In modern dating apps, it’s normal to feel like you’re just another face in a sea of photos. Even if you get a match, it can be difficult to reach a date, let alone a meaningful relationship. Wouldn’t it be easier if you could just cut out the competition?
That’s the thinking behind Shinder, a web-based dating app where you get one chance to swipe on one man: Shed Simove. Although men can sign up for it, the app is exclusive to women. Guys who try to match with Simove are greeted with a brief message about Simove’s heterosexuality.
Simove came up with the idea after striking out on other dating apps. He tried to be quirky on dating sites to better attract matches, but had little luck. He Photoshopped a Tinder photo of himself bursting out of a Kinder Surprise egg (“Tinder Surprise”); he tried making a “Bumble pick of the month” logo (“No one cared”). He decided he needed a different strategy to get noticed.
“I thought, if you can't beat them, maybe create your own competition where you're the only person in the competition, therefore, you will then by de facto win,” he says. “You will win! In the kingdom of the blind, the one-eyed man is king. I thought I would try to create my own pond, so that then I would naturally be the biggest fish.”
Shinder works like your typical dating app. You set up your profile and get to swiping. If users swipe left, the site tells you “You dodged a bullet there, Shed is extremely high maintenance.” If you swipe right, the site promises to notify you if it’s a match. If Simove likes you back, the site opens up a dialogue between the two parties.

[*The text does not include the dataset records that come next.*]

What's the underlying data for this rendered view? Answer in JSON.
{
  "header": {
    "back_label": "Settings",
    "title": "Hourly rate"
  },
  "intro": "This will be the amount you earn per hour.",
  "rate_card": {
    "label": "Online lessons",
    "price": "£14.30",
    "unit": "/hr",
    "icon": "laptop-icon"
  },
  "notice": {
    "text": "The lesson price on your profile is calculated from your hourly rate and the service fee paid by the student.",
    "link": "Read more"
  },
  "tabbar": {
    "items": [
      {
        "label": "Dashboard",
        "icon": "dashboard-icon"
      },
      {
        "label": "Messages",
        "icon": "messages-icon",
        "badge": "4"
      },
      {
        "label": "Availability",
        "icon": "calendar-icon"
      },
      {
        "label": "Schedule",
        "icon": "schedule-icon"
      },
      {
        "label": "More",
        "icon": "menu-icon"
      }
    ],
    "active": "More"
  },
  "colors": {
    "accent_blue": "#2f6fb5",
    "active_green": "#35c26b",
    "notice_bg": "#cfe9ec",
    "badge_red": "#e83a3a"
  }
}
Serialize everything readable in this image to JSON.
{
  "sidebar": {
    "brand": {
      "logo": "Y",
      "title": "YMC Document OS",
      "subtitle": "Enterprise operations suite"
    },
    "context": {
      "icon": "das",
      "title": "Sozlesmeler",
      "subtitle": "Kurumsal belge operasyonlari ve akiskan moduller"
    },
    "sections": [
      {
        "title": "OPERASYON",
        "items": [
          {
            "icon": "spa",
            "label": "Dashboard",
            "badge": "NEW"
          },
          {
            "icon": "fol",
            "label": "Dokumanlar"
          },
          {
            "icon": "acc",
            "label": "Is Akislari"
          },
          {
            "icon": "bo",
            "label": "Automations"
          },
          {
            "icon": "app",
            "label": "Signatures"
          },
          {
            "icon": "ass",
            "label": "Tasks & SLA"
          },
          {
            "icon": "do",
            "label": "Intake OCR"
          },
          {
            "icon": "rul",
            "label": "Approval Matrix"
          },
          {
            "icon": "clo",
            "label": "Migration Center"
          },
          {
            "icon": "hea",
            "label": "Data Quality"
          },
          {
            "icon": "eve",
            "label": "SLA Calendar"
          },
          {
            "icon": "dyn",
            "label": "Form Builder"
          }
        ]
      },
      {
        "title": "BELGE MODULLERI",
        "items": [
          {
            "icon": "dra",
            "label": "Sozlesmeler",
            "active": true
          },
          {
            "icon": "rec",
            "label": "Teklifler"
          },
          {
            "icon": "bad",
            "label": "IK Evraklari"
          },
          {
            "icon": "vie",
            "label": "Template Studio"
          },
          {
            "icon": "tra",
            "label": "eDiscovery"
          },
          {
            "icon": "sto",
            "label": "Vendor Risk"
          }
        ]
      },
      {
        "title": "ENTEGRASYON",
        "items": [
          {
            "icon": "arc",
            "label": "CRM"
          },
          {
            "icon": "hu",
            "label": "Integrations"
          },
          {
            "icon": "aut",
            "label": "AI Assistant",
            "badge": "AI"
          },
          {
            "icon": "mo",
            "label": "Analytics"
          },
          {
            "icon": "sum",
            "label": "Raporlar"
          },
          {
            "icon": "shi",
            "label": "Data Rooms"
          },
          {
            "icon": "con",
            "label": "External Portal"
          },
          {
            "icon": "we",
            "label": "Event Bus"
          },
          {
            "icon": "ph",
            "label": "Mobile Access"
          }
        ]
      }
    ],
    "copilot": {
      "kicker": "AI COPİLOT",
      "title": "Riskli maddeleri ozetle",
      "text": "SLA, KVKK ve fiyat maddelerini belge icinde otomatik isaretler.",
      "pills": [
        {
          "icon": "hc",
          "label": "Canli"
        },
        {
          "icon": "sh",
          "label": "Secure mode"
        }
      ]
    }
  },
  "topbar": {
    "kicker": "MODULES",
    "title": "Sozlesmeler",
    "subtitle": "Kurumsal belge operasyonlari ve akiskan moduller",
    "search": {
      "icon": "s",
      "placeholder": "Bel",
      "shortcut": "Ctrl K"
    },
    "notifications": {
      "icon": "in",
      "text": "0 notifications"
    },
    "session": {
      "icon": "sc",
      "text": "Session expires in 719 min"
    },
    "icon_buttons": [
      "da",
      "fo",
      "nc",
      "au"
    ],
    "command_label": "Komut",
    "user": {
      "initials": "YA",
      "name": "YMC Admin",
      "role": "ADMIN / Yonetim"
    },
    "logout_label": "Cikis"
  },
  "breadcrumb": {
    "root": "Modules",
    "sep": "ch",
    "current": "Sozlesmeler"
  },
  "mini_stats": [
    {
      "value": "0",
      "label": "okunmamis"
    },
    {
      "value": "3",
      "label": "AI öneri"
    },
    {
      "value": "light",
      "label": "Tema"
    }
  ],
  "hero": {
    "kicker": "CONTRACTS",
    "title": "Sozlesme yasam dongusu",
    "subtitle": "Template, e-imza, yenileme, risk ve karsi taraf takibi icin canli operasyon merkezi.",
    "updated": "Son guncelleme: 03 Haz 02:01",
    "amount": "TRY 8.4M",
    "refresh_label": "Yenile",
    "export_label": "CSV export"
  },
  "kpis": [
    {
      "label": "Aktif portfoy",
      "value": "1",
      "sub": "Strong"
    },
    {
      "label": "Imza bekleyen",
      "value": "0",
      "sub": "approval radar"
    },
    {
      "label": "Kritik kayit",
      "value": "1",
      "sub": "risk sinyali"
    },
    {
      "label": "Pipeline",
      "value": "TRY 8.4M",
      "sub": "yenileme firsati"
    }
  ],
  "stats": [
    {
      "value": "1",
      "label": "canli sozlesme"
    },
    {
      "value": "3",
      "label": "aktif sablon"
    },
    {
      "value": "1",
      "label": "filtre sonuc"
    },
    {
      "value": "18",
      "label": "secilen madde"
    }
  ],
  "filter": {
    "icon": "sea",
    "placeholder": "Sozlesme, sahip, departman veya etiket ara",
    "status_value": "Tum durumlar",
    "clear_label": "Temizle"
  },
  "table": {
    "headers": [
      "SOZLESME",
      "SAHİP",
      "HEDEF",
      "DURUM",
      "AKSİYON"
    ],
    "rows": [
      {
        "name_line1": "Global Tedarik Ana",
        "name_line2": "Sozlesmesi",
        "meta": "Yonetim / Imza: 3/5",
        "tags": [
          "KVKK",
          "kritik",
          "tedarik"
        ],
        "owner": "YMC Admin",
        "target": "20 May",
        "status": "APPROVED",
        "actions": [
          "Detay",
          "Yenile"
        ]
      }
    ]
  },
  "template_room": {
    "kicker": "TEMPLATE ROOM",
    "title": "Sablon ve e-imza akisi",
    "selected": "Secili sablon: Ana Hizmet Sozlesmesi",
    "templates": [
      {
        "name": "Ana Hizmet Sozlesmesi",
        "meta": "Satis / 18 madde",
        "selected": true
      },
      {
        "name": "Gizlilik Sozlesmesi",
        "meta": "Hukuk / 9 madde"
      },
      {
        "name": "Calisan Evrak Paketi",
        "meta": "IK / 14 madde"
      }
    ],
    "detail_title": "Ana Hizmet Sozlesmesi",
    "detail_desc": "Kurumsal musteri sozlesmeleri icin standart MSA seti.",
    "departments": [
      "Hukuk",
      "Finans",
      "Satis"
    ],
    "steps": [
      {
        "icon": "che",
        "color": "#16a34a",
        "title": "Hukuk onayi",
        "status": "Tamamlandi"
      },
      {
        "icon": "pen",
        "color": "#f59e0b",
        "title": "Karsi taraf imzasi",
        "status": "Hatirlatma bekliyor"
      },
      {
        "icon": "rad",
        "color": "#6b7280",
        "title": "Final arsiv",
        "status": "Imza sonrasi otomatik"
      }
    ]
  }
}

Simove has cobbled together a reputation for publicity stunts, including changing his name to “God,” designing the “Control-A-Woman” remote, and publishing a “Fifty Shades of Gray” book comprised of 50 pages that were just different shades of gray. His website proudly includes a “Scandals” section with different links or newspaper clippings about his pranks. Simove says he doesn’t consider these publicity stunts, but rather a way to be creative.
“I understand why people say that, but it's weird, because some of my stuff no one cares about,” he says. “When I start, my prime directive isn't the virality. My prime directive is, is this an idea that excites me and delights me and possibly amuses me? If it is, then I won't stop until I do it. That's the way I live my life, and that's the way I motivate myself by choosing projects that fuel me.”
When asked about the authenticity of Shinder, Simove pushes back against it being another antic. "I spent nine months and a huge amount of stress,” he says, “a huge amount of time, three different coders that I failed with ... it's been highly stressful and any software build is difficult, but crikey, for a quick user experience, the backend is massive.”
Simove’s goal is to meet women — and successfully get a date for Valentine’s Day — but he does enjoy the attention. The glow of publicity stunts fades so quickly, but that can’t be the only reason to do them. He considers himself similar to an artist who creates to fuel themselves, but that his motivations are to entertain people. “It would be disingenuous of me to say I wouldn't want it to go viral,” he says of Shinder.
“I don't want to be too pompous here, but [I’m] like an artist who creates from their soul — my soul is just childish.”
So far, Shinder has been a success for Simove. He says he’s received more than 100 mutually swiped matches, but it’s come with the unexpected downside of too many choices. “I try to be polite and I try to be decent in life, so I want to reply to everyone and say hello and thank you and see if we can set up a date,” he says.
“I'm tired. I'm on it all the time. I'm on it constantly.”